6 x 90 minute episodes
Further proof that the BBC rule supreme when it comes to the art of producing high quality historic period drama.
Elizabeth R was an almost direct sequel to the earlier BBC triumph, The Six Wives of Henry VIII. Seven months in the making, the six episode series aired in 1971 to almost instant universal acclaim.
Glenda Jackson was simply outstanding as the Virgin Queen – she played her from ages 15 to 70 – and the quality of production was confirmed when the series won a well deserved five Emmy awards in the US, following a widely successful airing on PBS stations across America in 1973.
Each day, Jackson and other actresses in the cast – including Daphne Slater as her half-sister Mary Tudor and Rachel Kempson as her governess – spent three hours being made up and climbing into some of the 380 elaborate costumes, costing £14,000.
Charting the life of the Tudor monarch from effervescent princesshood to grotesque balding death prior to handing over the throne to the Stuarts, the series was historically accurate to an almost pedantic degree.
Trouble was taken to make the settings authentic too.
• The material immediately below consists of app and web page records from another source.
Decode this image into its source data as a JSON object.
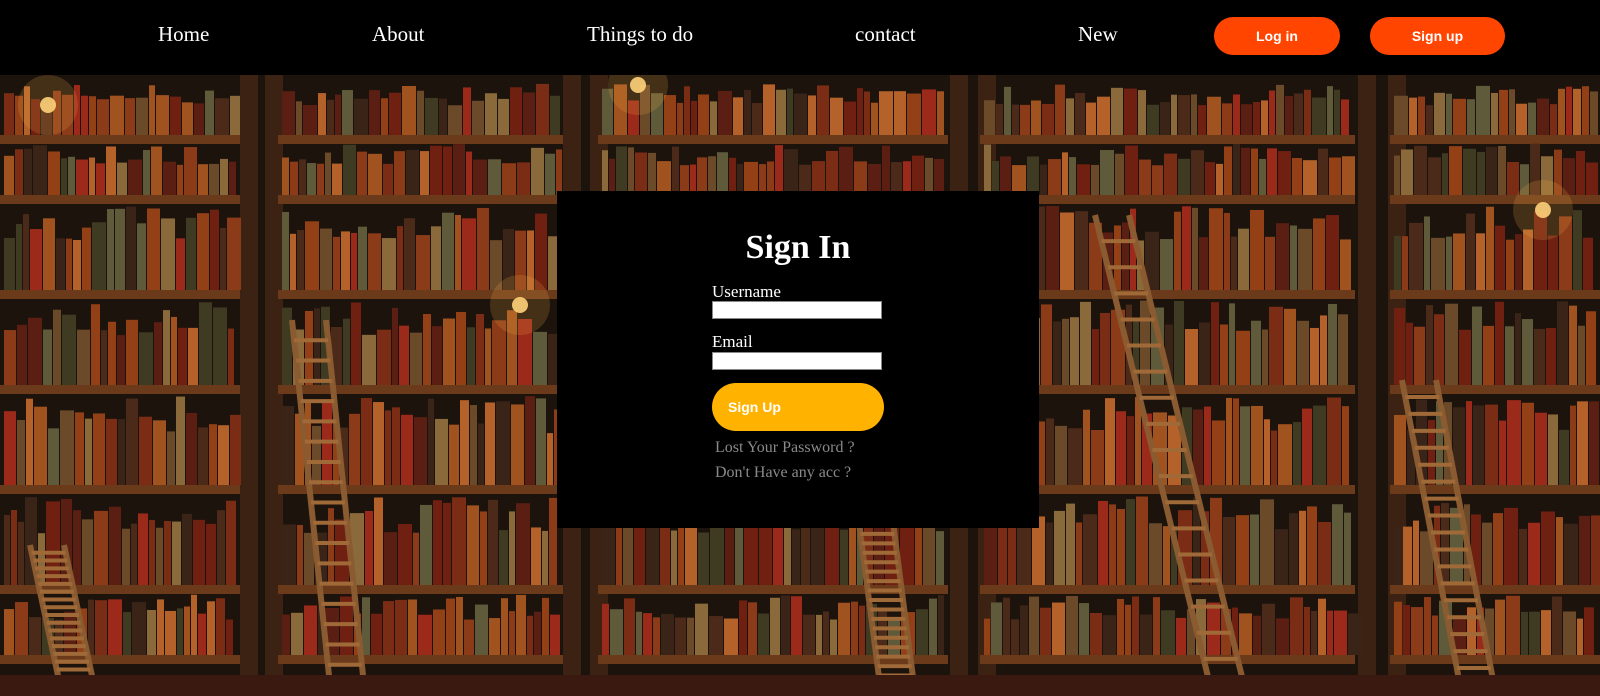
{
  "nav": {
    "links": [
      "Home",
      "About",
      "Things to do",
      "contact",
      "New"
    ],
    "login_label": "Log in",
    "signup_label": "Sign up"
  },
  "form": {
    "title": "Sign In",
    "username_label": "Username",
    "email_label": "Email",
    "submit_label": "Sign Up",
    "lost_password": "Lost Your Password ?",
    "no_account": "Don't Have any acc ?"
  },
  "colors": {
    "nav_bg": "#000000",
    "accent_orange": "#ff4500",
    "submit_yellow": "#ffb300",
    "modal_bg": "#000000"
  }
}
When Elizabeth entered the Tower of London through Traitors’ Gate, it was the real thing. The producer arranged for it to be raised for the first time in a hundred years.
Bearing all the hallmarks of BBC drama production at its very finest, Elizabeth R is regarded as a high water mark in quality television production.
Robert Dudley, Earl of Leicester
Earl of Essex
Duke of Alencon
Sir Francis Drake
Sir Walter Raleigh
Mary, Queen of Scots
Earl of Southampton